# REQUIREMENT:
In the data below, find every line with the word "object" and copy it out.

# STUDY MATERIAL:
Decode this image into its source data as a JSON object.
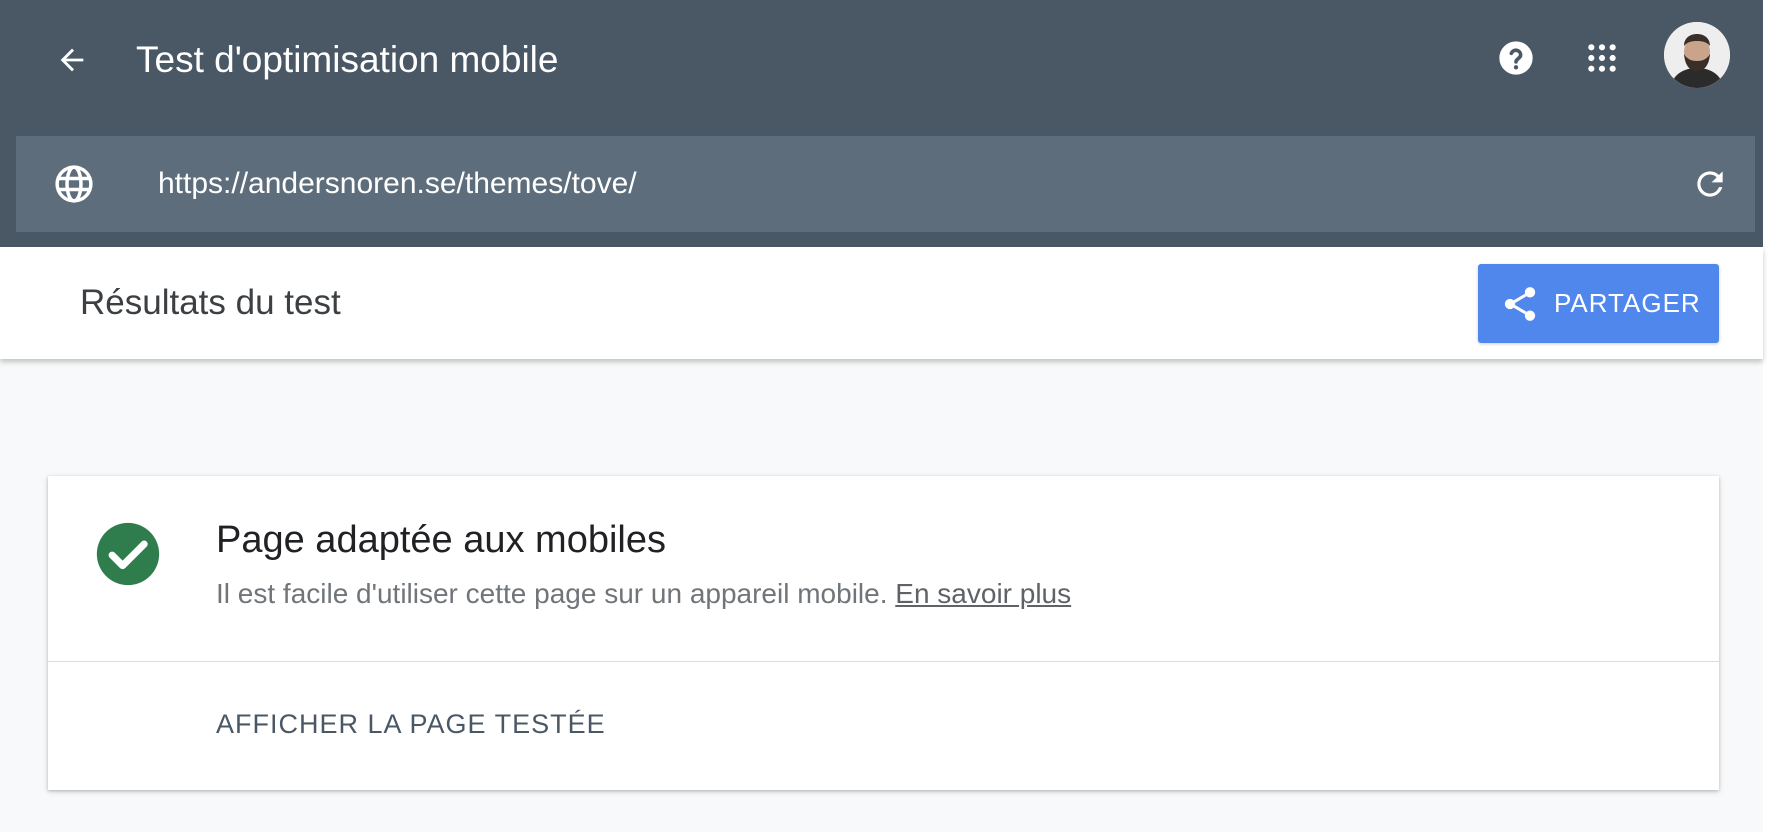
{
  "app": {
    "title": "Test d'optimisation mobile"
  },
  "header": {
    "back_icon": "arrow-left-icon",
    "help_icon": "help-circle-icon",
    "apps_icon": "grid-apps-icon",
    "avatar_icon": "user-avatar"
  },
  "url_bar": {
    "icon": "globe-icon",
    "value": "https://andersnoren.se/themes/tove/",
    "refresh_icon": "refresh-icon"
  },
  "results": {
    "title": "Résultats du test",
    "share_label": "PARTAGER",
    "share_icon": "share-icon"
  },
  "result_card": {
    "status_icon": "check-circle-icon",
    "title": "Page adaptée aux mobiles",
    "description": "Il est facile d'utiliser cette page sur un appareil mobile.",
    "learn_more": "En savoir plus",
    "view_page_label": "AFFICHER LA PAGE TESTÉE"
  },
  "colors": {
    "header_bg": "#4a5866",
    "url_bar_bg": "#5e6d7b",
    "share_button": "#4f87ec",
    "success": "#2f7d4c",
    "page_bg": "#f8f9fa"
  }
}
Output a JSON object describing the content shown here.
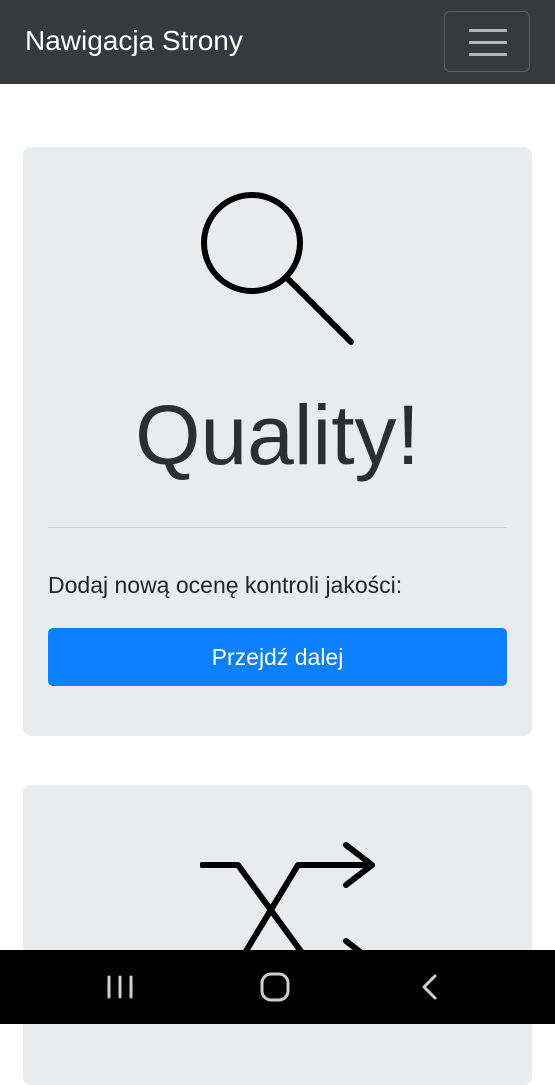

# EXPECTED ANSWER:
Decode this image into its source data as a JSON object.
Output a JSON object describing the content shown here.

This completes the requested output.